What Is Hydrolyzed Quinoa?

What Is Hydrolyzed Quinoa?

This is part of our ongoing series helping consumers better understand chemicals, chemistry, and product formulations. We translate the science, bust the myths, and give you an honest assessment, so you can make informed choices for your family!


Hydrolyzed quinoa (keen-WAH)

What it is:

Hydrolyzed quinoa is an extract of quinoa, a plant related to beets, chard, and spinach. The term “hydrolyze” simply means that the quinoa is broken down with water. Quinoa was initially cultivated in the Andes thousands of years ago and was called “chisaya mama,” or the mother of all grains by the Incas (1,2). With growing popularity, farmers around the globe are starting to plant this botanical wonder.
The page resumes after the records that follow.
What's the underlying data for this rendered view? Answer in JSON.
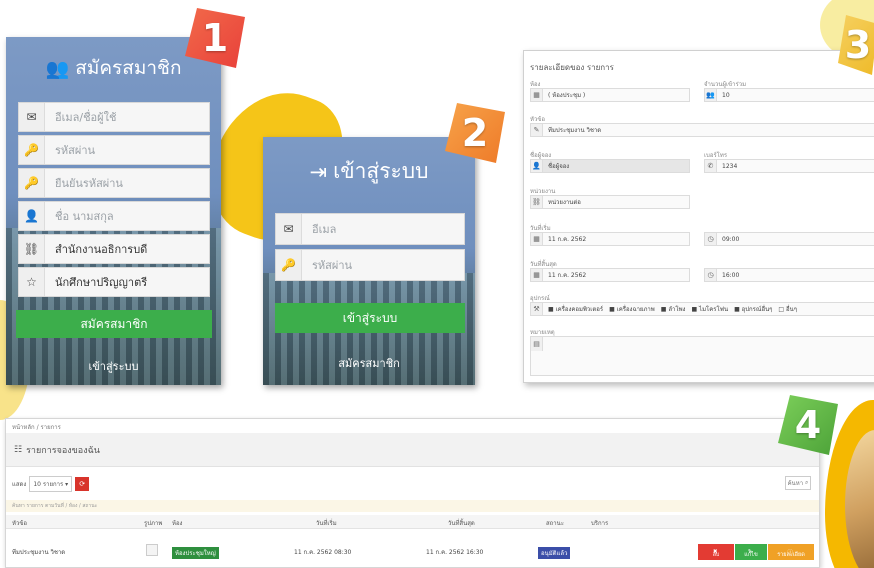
{
  "badges": [
    "1",
    "2",
    "3",
    "4"
  ],
  "register": {
    "title": "สมัครสมาชิก",
    "fields": [
      {
        "icon": "envelope-icon",
        "glyph": "✉",
        "value": "อีเมล/ชื่อผู้ใช้",
        "filled": false
      },
      {
        "icon": "key-icon",
        "glyph": "🔑",
        "value": "รหัสผ่าน",
        "filled": false
      },
      {
        "icon": "key-icon",
        "glyph": "🔑",
        "value": "ยืนยันรหัสผ่าน",
        "filled": false
      },
      {
        "icon": "user-icon",
        "glyph": "👤",
        "value": "ชื่อ นามสกุล",
        "filled": false
      },
      {
        "icon": "sitemap-icon",
        "glyph": "⛓",
        "value": "สำนักงานอธิการบดี",
        "filled": true
      },
      {
        "icon": "star-icon",
        "glyph": "☆",
        "value": "นักศึกษาปริญญาตรี",
        "filled": true
      }
    ],
    "submit_label": "สมัครสมาชิก",
    "login_link": "เข้าสู่ระบบ"
  },
  "login": {
    "title": "เข้าสู่ระบบ",
    "email_placeholder": "อีเมล",
    "password_placeholder": "รหัสผ่าน",
    "submit_label": "เข้าสู่ระบบ",
    "register_link": "สมัครสมาชิก"
  },
  "booking_form": {
    "title": "รายละเอียดของ รายการ",
    "fields": [
      {
        "label": "ห้อง",
        "value": "( ห้องประชุม )"
      },
      {
        "label": "จำนวนผู้เข้าร่วม",
        "value": "10"
      },
      {
        "label": "หัวข้อ",
        "value": "ทีมประชุมงาน วิชาด"
      },
      {
        "label": "ชื่อผู้จอง",
        "value": "ชื่อผู้จอง"
      },
      {
        "label": "เบอร์โทร",
        "value": "1234"
      },
      {
        "label": "หน่วยงาน",
        "value": "หน่วยงานต่อ"
      },
      {
        "label": "วันที่เริ่ม",
        "value": "11 ก.ค. 2562"
      },
      {
        "label": "เวลาเริ่ม",
        "value": "09:00"
      },
      {
        "label": "วันที่สิ้นสุด",
        "value": "11 ก.ค. 2562"
      },
      {
        "label": "เวลาสิ้นสุด",
        "value": "16:00"
      }
    ],
    "equipment_label": "อุปกรณ์",
    "equipment": [
      "เครื่องคอมพิวเตอร์",
      "เครื่องฉายภาพ",
      "ลำโพง",
      "ไมโครโฟน",
      "อุปกรณ์อื่นๆ",
      "อื่นๆ"
    ],
    "note_label": "หมายเหตุ"
  },
  "booking_table": {
    "breadcrumb": "หน้าหลัก / รายการ",
    "heading": "รายการจองของฉัน",
    "per_page": "10 รายการ",
    "search": "ค้นหา",
    "hint": "ค้นหา รายการ ตามวันที่ / ห้อง / สถานะ",
    "columns": [
      "หัวข้อ",
      "รูปภาพ",
      "ห้อง",
      "วันที่เริ่ม",
      "วันที่สิ้นสุด",
      "สถานะ",
      "บริการ"
    ],
    "row": {
      "title": "ทีมประชุมงาน วิชาด",
      "room": "ห้องประชุมใหญ่",
      "start": "11 ก.ค. 2562 08:30",
      "end": "11 ก.ค. 2562 16:30",
      "status": "อนุมัติแล้ว"
    },
    "actions": {
      "delete": "ลบ",
      "edit": "แก้ไข",
      "view": "รายละเอียด"
    }
  },
  "colors": {
    "green": "#3cae4b",
    "red": "#e33b33",
    "blue": "#3b4ea8",
    "orange": "#f0a126"
  }
}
What it does:

Often dubbed a “superfood,” these days quinoa is delivering more than just nutritional benefits. These protein rich seeds have amazing body benefits, especially for your hair. In fact, since ancient times, the Andeans have used the saponin-filled leftover wash water from quinoa as a shampoo (3). What does it do exactly? Preliminary studies show it may help repair and revitalize hair, help prevent tangles, and increase shine, volume, and smoothness (4).

Why Honest uses it:

As you can probably guess, we use hydrolyzed quinoa in our products because of its benefits to your luscious locks!  Plus, it has a long history of safety. And, as far as botanical resources go, quinoa is a hardy crop that grows well in poor soil and is resistant to drought and frost (5). Lastly, the seedheads are incredibly prolific: Just a half pound of seed can plant a full acre and yield 1200-2000 pounds of new seeds (6). It’s a pretty amazing natural resource!


  1. 2013 International Year of Quinoa (IYQ2013). Retrieved November 26, 2015, from http://www.fao.org/quinoa-2013/what-is-quinoa/origin-and-history/en/
  2. Popenoe, H. (1989). Lost crops of the incas: Little-known plants of the andes with promise for worldwide cultivation. National Academy Press.
  3. Kitz, L. (2008). Evaluation of Downy Mildew (Peronospora farinosa f. sp. chenopodii) Resistance among Quinoa Genotypes and Investigation of P. farinosa Growth using Scanning Electron Microscopy.
  4. Kasprzyk, E. (2011). The Next Generation of Natural Proteins for Skin and Hair. Retrieved November 26, 2015, from https://www.in-cosmetics.com/RXUK/RXUK_InCosmetics/documents/TRI-K%20-%20In-Cosmetics%202011.pdf
  5. Brinegar, C. (1997). The seed storage proteins of quinoa. In Food proteins and lipids (pp. 109-115). Springer US.
  6. Quinoa – March Grain of the Month. Retrieved November 26, 2015, from http://wholegrainscouncil.org/whole-grains-101/quinoa-march-grain-of-the-month

This post was revised as of 1/14/2016.

We aim to provide you with the most honest and credible information possible. This article was reviewed for accuracy by The Honest Team and was written based on trusted sources that are linked at the bottom of the article.